WHAT THE TASK REQUIRES
Count the lines in the entries that contain the string "CONCATENATE". State nothing but the number.

Data records
----
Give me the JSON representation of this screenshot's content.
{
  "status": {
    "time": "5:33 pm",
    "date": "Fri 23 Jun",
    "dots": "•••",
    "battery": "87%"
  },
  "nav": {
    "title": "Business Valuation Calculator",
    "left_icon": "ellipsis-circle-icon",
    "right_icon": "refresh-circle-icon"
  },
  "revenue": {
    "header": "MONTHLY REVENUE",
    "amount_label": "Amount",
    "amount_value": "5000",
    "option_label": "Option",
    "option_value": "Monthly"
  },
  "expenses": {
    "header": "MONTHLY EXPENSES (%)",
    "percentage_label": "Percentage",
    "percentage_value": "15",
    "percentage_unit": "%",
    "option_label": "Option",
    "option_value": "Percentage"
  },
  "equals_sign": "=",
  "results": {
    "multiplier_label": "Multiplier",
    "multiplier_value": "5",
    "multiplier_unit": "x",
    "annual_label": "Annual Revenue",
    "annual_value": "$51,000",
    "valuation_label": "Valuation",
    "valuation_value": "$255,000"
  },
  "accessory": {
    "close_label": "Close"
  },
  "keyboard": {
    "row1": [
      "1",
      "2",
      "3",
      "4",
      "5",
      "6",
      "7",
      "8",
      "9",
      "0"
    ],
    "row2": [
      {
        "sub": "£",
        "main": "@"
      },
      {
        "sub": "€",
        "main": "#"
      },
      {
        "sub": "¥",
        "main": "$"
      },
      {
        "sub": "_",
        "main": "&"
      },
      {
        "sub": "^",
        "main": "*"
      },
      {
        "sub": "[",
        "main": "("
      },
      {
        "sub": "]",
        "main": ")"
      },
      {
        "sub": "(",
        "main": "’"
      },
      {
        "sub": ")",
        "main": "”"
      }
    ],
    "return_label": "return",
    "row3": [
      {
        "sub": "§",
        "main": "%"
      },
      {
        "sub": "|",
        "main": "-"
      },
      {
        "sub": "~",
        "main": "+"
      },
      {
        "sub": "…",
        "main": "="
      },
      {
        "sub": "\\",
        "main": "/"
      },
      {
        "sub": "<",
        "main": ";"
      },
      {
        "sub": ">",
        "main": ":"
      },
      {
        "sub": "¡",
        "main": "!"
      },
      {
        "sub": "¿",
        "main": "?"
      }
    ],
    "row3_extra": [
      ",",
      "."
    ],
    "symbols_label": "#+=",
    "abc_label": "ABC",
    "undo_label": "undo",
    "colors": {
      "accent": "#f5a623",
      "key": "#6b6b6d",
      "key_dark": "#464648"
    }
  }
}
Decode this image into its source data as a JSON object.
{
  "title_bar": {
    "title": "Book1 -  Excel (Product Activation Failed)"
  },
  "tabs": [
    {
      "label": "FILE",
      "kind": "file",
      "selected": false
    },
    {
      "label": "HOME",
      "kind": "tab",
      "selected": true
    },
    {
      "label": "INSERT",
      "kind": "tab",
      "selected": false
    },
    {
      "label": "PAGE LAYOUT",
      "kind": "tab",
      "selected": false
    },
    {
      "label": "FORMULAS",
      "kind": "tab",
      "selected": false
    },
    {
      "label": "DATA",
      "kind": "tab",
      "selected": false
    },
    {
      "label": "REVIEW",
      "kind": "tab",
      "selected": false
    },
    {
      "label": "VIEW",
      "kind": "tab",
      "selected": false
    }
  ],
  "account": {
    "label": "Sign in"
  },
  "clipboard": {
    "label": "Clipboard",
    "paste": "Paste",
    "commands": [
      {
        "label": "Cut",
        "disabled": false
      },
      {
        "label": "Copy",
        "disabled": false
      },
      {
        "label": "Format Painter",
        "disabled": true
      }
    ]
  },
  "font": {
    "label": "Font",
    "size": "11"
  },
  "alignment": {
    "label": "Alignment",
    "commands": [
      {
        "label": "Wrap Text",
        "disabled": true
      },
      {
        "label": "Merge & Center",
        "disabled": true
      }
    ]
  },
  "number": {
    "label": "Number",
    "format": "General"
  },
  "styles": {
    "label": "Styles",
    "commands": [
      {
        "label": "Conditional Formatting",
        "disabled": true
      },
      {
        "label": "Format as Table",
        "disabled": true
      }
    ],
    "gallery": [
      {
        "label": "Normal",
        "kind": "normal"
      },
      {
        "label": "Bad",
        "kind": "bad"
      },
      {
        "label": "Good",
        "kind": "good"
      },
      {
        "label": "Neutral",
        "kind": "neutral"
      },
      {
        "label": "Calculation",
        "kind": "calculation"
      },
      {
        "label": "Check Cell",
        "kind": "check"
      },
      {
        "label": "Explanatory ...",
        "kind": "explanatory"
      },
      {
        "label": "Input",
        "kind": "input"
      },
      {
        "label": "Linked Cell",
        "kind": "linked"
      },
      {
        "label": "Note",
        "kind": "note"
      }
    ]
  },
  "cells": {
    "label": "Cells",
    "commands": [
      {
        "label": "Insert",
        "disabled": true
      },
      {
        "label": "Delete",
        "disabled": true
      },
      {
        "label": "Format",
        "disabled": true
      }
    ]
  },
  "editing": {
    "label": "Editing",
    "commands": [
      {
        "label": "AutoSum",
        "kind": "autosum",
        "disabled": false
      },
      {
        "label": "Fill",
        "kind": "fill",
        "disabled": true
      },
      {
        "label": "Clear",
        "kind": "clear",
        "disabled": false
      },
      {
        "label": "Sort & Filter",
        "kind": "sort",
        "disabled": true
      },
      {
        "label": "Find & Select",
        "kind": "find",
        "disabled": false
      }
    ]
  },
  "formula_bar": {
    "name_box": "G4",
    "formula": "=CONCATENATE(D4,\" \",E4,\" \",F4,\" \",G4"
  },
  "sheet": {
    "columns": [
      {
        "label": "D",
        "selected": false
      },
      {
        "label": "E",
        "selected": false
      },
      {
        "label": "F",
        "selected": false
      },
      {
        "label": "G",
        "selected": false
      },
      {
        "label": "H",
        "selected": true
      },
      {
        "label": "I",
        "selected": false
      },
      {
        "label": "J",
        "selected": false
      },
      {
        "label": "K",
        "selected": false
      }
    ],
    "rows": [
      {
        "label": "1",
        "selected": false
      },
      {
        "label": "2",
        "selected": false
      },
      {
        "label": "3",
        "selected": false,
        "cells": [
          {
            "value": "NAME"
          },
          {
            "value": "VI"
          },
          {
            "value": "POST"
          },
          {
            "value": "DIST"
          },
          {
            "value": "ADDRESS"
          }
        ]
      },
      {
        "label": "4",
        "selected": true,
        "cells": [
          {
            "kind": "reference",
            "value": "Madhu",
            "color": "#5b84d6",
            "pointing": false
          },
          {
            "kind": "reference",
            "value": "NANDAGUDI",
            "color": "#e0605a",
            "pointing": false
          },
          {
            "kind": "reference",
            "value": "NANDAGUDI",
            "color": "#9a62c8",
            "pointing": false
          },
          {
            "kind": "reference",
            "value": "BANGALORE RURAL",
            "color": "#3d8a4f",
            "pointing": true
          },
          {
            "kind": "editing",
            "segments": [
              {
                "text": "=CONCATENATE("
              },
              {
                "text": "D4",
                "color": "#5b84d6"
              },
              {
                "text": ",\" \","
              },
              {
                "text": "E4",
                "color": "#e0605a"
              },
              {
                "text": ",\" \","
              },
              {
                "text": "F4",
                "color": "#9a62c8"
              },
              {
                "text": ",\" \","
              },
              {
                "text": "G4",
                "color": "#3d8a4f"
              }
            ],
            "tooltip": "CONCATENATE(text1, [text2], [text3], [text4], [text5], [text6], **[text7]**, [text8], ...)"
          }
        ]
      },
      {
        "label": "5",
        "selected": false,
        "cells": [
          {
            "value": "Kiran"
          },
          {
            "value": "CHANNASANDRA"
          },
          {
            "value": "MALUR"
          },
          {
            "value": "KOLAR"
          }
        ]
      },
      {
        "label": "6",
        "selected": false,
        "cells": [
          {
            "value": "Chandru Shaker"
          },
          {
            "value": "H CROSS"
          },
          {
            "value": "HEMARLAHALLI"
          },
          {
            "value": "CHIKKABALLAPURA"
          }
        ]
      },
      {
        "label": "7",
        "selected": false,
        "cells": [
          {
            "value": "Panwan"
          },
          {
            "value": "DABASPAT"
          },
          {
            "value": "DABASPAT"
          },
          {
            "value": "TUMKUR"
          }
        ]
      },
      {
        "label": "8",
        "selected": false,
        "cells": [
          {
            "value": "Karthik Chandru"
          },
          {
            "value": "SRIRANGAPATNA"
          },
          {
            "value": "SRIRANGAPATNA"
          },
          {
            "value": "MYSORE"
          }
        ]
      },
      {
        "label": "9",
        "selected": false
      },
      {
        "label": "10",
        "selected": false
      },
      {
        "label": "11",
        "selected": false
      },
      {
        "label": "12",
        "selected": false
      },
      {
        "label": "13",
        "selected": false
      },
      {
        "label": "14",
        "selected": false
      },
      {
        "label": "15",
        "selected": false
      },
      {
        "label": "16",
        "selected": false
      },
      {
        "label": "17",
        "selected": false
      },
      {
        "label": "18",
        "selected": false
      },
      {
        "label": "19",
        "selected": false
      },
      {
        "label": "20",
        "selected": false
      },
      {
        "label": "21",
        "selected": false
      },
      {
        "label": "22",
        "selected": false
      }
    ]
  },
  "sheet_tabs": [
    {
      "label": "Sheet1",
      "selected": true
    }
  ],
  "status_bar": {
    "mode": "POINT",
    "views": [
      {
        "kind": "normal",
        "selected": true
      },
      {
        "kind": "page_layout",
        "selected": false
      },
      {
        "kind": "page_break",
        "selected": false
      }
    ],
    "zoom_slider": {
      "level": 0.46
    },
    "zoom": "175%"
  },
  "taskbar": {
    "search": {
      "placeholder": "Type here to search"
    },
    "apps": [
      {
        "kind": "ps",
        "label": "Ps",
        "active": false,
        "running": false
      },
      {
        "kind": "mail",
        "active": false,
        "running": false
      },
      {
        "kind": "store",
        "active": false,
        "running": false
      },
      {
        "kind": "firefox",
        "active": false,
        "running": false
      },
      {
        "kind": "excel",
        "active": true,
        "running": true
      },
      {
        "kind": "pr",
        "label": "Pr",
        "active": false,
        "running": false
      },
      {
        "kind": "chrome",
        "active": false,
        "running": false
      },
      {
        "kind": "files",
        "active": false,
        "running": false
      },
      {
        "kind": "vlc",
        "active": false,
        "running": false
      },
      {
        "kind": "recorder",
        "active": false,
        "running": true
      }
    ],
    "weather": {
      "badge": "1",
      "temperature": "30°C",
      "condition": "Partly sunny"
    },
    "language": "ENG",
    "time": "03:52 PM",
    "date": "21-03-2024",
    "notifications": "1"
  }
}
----
TASK OUTPUT
3